a) Law has evolved over time. From the hunting society, territories have been organized in systematic and codified jurisdictions. Briefly discuss how the evolution of legal systems throughout history took place. AP(5 Marks)
b) Most critics to the nature of human rights have argued that the concept of rights is far from being truly universal. Hence Islamic nations have enacted their own version of human rights embedded in the Cairo declaration. Demonstrate with at least three clear examples how the Cairo declaration differs from the Universal Declaration of Human Rights. CR(10 Marks)
c) Among other things, the supreme court in Ghana has the power to determine whether the act of any person, authority or parliament is ultra- varied the constitution. What does this mean?
a. "Legal history or the history of law is the study of how the law has evolved and why it has changed. Legal history is closely connected to the development of civilizations and operates in the wider context of social history. Certain jurists and historians of the legal process have seen legal history as recording the evolution of laws and the technical explanation of how these laws have evolved to understand the origins of various legal concepts better; some consider legal history a branch of intellectual history. Twentieth-century historians viewed legal history in a more contextualized manner - more in line with the thinking of social historians. They have looked at legal institutions as complex systems of rules, players, and symbols. They have seen these elements interact with society to change, adapt, resist or promote certain aspects of civil society. Such legal historians have tended to analyze case histories from the parameters of social-science inquiry, using statistical methods, analyzing class distinctions among litigants, petitioners, and other players in various legal processes. By analyzing case outcomes, transaction costs, and numbers of settled cases, they have begun an analysis of legal institutions, practices, procedures, and briefs that gives a more complex picture of law and society than the study of jurisprudence; case law, and civil codes can achieve."
"The Cairo Declaration on Human Rights in Islam (CDHRI) is a declaration of the member states of the Organisation of Islamic Cooperation (OIC) adopted in Cairo, Egypt, on 5 August 1990, (Conference of Foreign Ministers, 9–14 Muharram 1411H in the Islamic calendar) which provides an overview on the Islamic perspective on human rights, and affirms Islamic sharia as its sole source. CDHRI declares its purpose to be "general guidance for the Member States [of the OIC] in the field of human rights."
"This declaration is widely acknowledged as an Islamic response to the United Nations' Universal Declaration of Human Rights (UDHR), adopted in 1948. It guarantees some, but not all, of the UDHR and serves as a living document of human rights guidelines prescribed for all OIC members to follow but restricts them explicitly to the limits set by the sharia. Because of this limit, the CDHRI has been criticized as an attempt to shield OIC member states from international criticism for human rights violations, as well as for failing to guarantee freedom of religion, justifying corporal punishment and allowing discrimination against non-Muslims and women."

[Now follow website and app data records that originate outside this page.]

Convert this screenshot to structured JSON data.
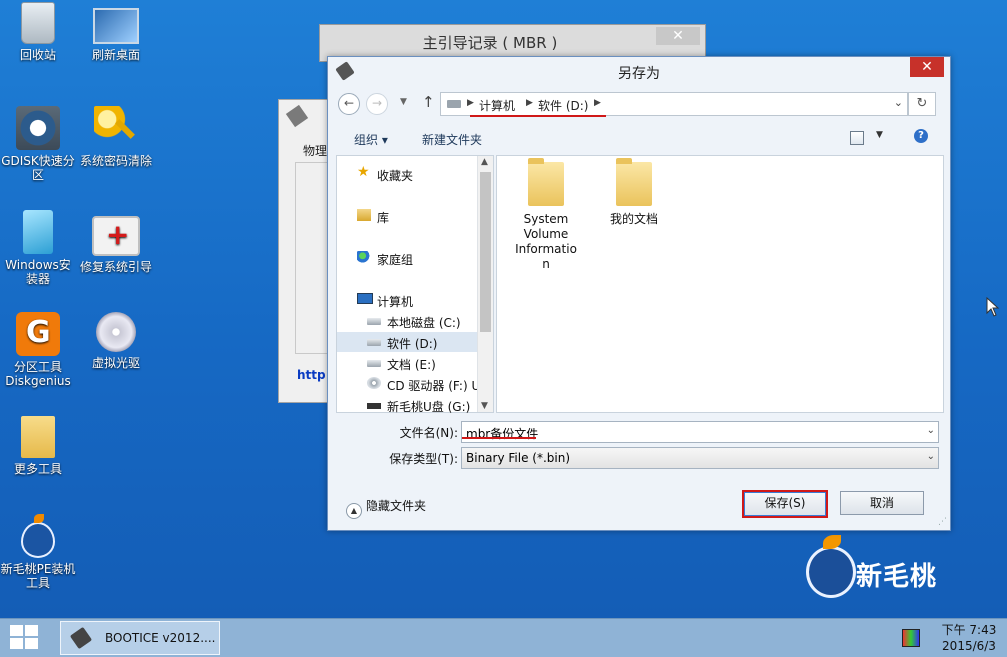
{
  "desktop": {
    "icons": [
      {
        "label": "回收站"
      },
      {
        "label": "刷新桌面"
      },
      {
        "label": "GDISK快速分区"
      },
      {
        "label": "系统密码清除"
      },
      {
        "label": "Windows安装器"
      },
      {
        "label": "修复系统引导"
      },
      {
        "label": "分区工具Diskgenius"
      },
      {
        "label": "虚拟光驱"
      },
      {
        "label": "更多工具"
      },
      {
        "label": "新毛桃PE装机工具"
      }
    ],
    "brand": "新毛桃"
  },
  "mbr_window": {
    "title": "主引导记录 ( MBR )",
    "close": "✕"
  },
  "boot_window": {
    "side_label": "物理",
    "link": "http"
  },
  "dialog": {
    "title": "另存为",
    "close": "✕",
    "breadcrumbs": [
      "计算机",
      "软件 (D:)"
    ],
    "toolbar": {
      "organize": "组织 ▾",
      "new_folder": "新建文件夹"
    },
    "nav": [
      {
        "label": "收藏夹",
        "icon": "star-icon"
      },
      {
        "label": "库",
        "icon": "library-icon"
      },
      {
        "label": "家庭组",
        "icon": "homegroup-icon"
      },
      {
        "label": "计算机",
        "icon": "computer-icon"
      },
      {
        "label": "本地磁盘 (C:)",
        "icon": "drive-icon"
      },
      {
        "label": "软件 (D:)",
        "icon": "drive-icon",
        "selected": true
      },
      {
        "label": "文档 (E:)",
        "icon": "drive-icon"
      },
      {
        "label": "CD 驱动器 (F:) U",
        "icon": "cd-icon"
      },
      {
        "label": "新毛桃U盘 (G:)",
        "icon": "usb-icon"
      }
    ],
    "files": [
      {
        "name": "System Volume Informatio n"
      },
      {
        "name": "我的文档"
      }
    ],
    "filename_label": "文件名(N):",
    "filename_value": "mbr备份文件",
    "filetype_label": "保存类型(T):",
    "filetype_value": "Binary File (*.bin)",
    "hide_folders": "隐藏文件夹",
    "save": "保存(S)",
    "cancel": "取消"
  },
  "taskbar": {
    "app": "BOOTICE v2012....",
    "time": "下午 7:43",
    "date": "2015/6/3"
  },
  "colors": {
    "highlight": "#d01818",
    "desktop": "#1a72c9",
    "close": "#c7312a"
  }
}
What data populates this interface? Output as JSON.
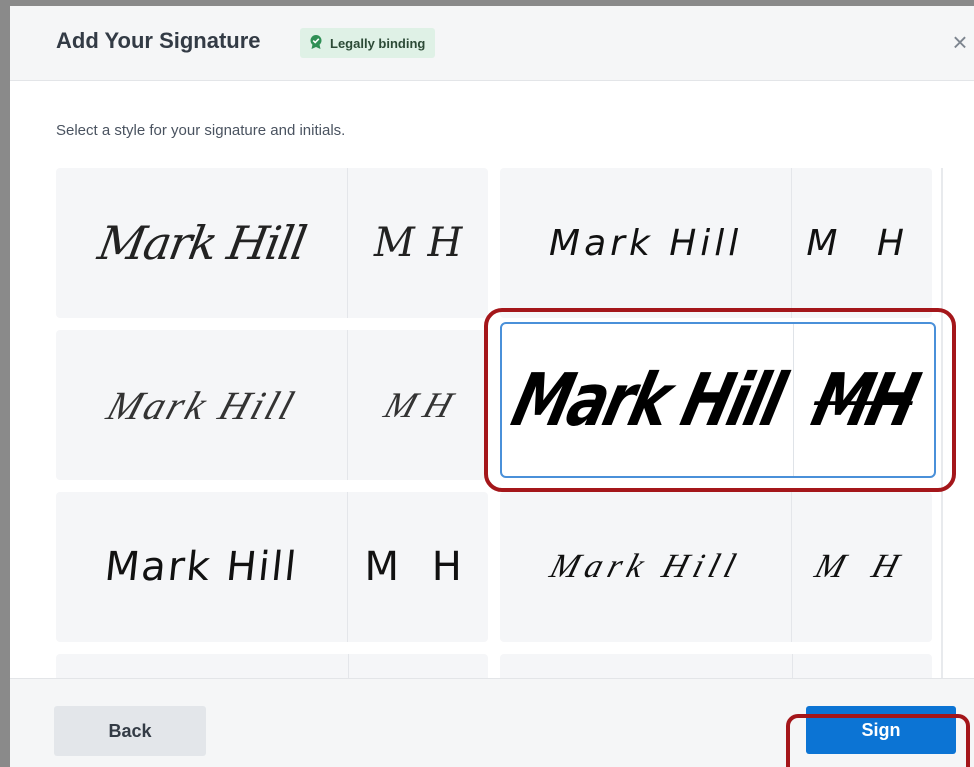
{
  "dialog": {
    "title": "Add Your Signature",
    "badge": {
      "icon": "verified-ribbon-icon",
      "label": "Legally binding",
      "color": "#2f8f55"
    },
    "close_icon": "×",
    "instruction": "Select a style for your signature and initials."
  },
  "styles": [
    {
      "full": "Mark Hill",
      "initials": "M H"
    },
    {
      "full": "Mark Hill",
      "initials": "M H"
    },
    {
      "full": "Mark Hill",
      "initials": "M H"
    },
    {
      "full": "Mark Hill",
      "initials": "MH",
      "selected": true
    },
    {
      "full": "Mark Hill",
      "initials": "M H"
    },
    {
      "full": "Mark Hill",
      "initials": "M H"
    }
  ],
  "footer": {
    "back_label": "Back",
    "sign_label": "Sign"
  },
  "colors": {
    "primary": "#0c74d4",
    "selected_border": "#4a90d9",
    "annotation": "#a4161a"
  }
}
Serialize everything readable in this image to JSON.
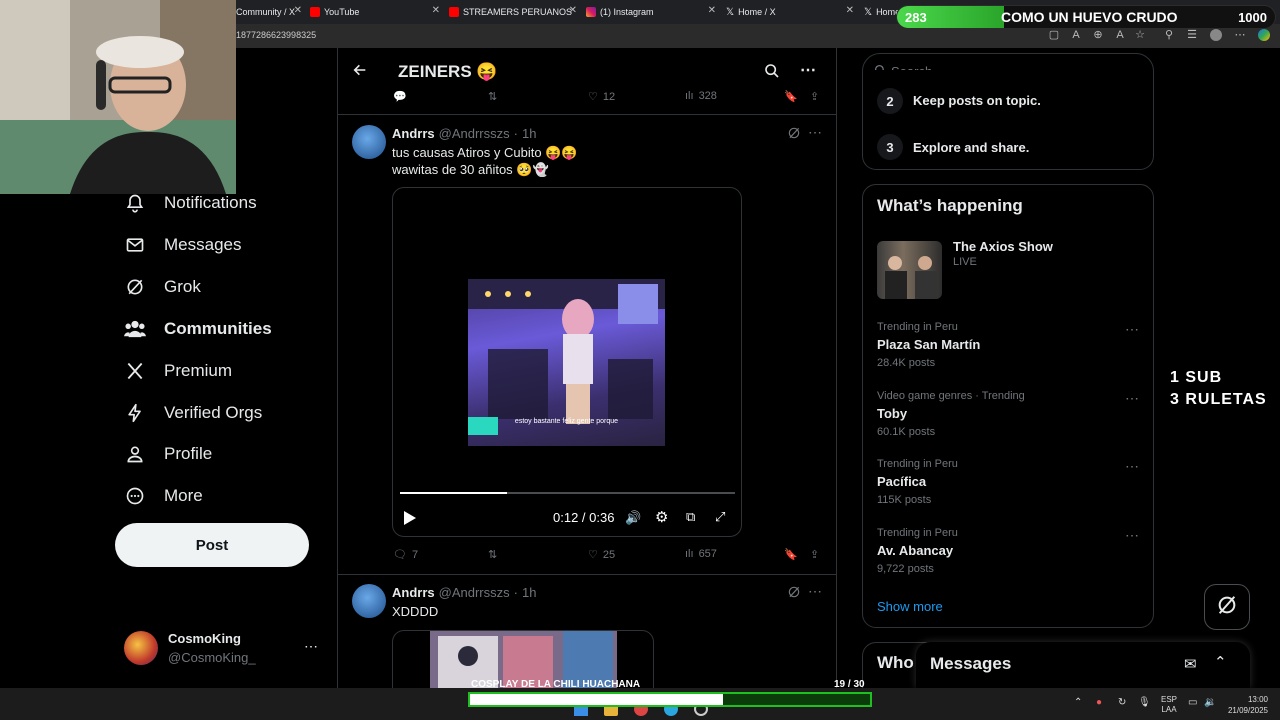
{
  "browser": {
    "tabs": [
      {
        "label": "Community / X"
      },
      {
        "label": "YouTube"
      },
      {
        "label": "STREAMERS PERUANOS"
      },
      {
        "label": "(1) Instagram"
      },
      {
        "label": "Home / X"
      },
      {
        "label": "Home"
      }
    ],
    "url_fragment": "1877286623998325"
  },
  "nav": {
    "items": [
      {
        "label": "Notifications",
        "icon": "bell-icon"
      },
      {
        "label": "Messages",
        "icon": "envelope-icon"
      },
      {
        "label": "Grok",
        "icon": "grok-icon"
      },
      {
        "label": "Communities",
        "icon": "people-icon"
      },
      {
        "label": "Premium",
        "icon": "x-logo-icon"
      },
      {
        "label": "Verified Orgs",
        "icon": "lightning-icon"
      },
      {
        "label": "Profile",
        "icon": "person-icon"
      },
      {
        "label": "More",
        "icon": "more-circle-icon"
      }
    ],
    "post_label": "Post",
    "account": {
      "name": "CosmoKing",
      "handle": "@CosmoKing_"
    }
  },
  "header": {
    "title": "ZEINERS 😝"
  },
  "top_actions": {
    "likes": "12",
    "views": "328"
  },
  "posts": [
    {
      "name": "Andrrs",
      "handle": "@Andrrsszs",
      "time": "1h",
      "line1": "tus causas Atiros y Cubito 😝😝",
      "line2": "wawitas de 30 añitos 🥺👻",
      "video_caption": "estoy bastante feliz gente porque",
      "video_time": "0:12 / 0:36",
      "progress": 0.32,
      "replies": "7",
      "likes": "25",
      "views": "657"
    },
    {
      "name": "Andrrs",
      "handle": "@Andrrsszs",
      "time": "1h",
      "line1": "XDDDD"
    }
  ],
  "right": {
    "search_placeholder": "Search",
    "rules": [
      {
        "num": "2",
        "text": "Keep posts on topic."
      },
      {
        "num": "3",
        "text": "Explore and share."
      }
    ],
    "happening_title": "What’s happening",
    "featured": {
      "title": "The Axios Show",
      "status": "LIVE"
    },
    "trends": [
      {
        "context": "Trending in Peru",
        "name": "Plaza San Martín",
        "count": "28.4K posts"
      },
      {
        "context": "Video game genres · Trending",
        "name": "Toby",
        "count": "60.1K posts"
      },
      {
        "context": "Trending in Peru",
        "name": "Pacífica",
        "count": "115K posts"
      },
      {
        "context": "Trending in Peru",
        "name": "Av. Abancay",
        "count": "9,722 posts"
      }
    ],
    "show_more": "Show more",
    "who_to_follow": "Who",
    "messages_title": "Messages"
  },
  "overlay": {
    "goal_current": "283",
    "goal_text": "COMO UN HUEVO CRUDO",
    "goal_target": "1000",
    "goal_fraction": 0.283,
    "sub_line1": "1 SUB",
    "sub_line2": "3 RULETAS",
    "bottom_label": "COSPLAY DE LA CHILI HUACHANA",
    "bottom_count": "19 / 30",
    "bottom_fraction": 0.633
  },
  "taskbar": {
    "lang1": "ESP",
    "lang2": "LAA",
    "time": "13:00",
    "date": "21/09/2025"
  },
  "colors": {
    "accent": "#1d9bf0",
    "goal_green": "#3fd13f",
    "bar_green": "#1fbf1f"
  }
}
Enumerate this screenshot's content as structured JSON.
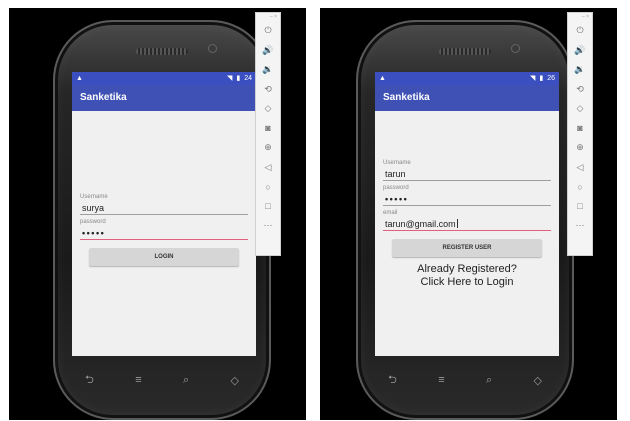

"When thinking about courts, many of us think about the statute of “Blind Justice” – also known as Lady Justice – that adorns the front of many courthouses around the country. Often portrayed blindfolded and holding balance scales and a sword, the figure represented is Themis, the Greek Goddess of Justice and law. The blindfold she wears represents the impartiality with which justice is served; the scales represent the weighing of evidence on either side of a dispute brought to the court. The sword signifies the power held by those making the ultimate decision after an impartial and fair hearing of evidence. In fact, in ancient Greece, judges were considered servants of Themis, referred to as “themistopolois.”
"Whether or not state and local court systems in these modern times are providing blind justice as represented by the statute of Themis could be debated. While residents in communities around the country ideally hope their own court system is impartial and immune to outside influences, few who work in or participate in American state court systems believe this is fully true; in fact, there is evidence that suggests that protection from outside influences upon the courts is becoming less and less assured. Judges today are increasingly called upon to make tough public policy decisions, with the outcomes – some of which entail promoting sustainability – often being popular with the parties engaged in a particular policy issue. Such decisions often affect tradeoffs of economic, social, and environmental goals, leaving some parties pleased and others anxious to “redress the balance” either in the new statutory language or through further litigation in the courts. This continuation of the dispute through legal action often involves seeking out “more friendly courts” with more sympathetic judges in which to file their actions."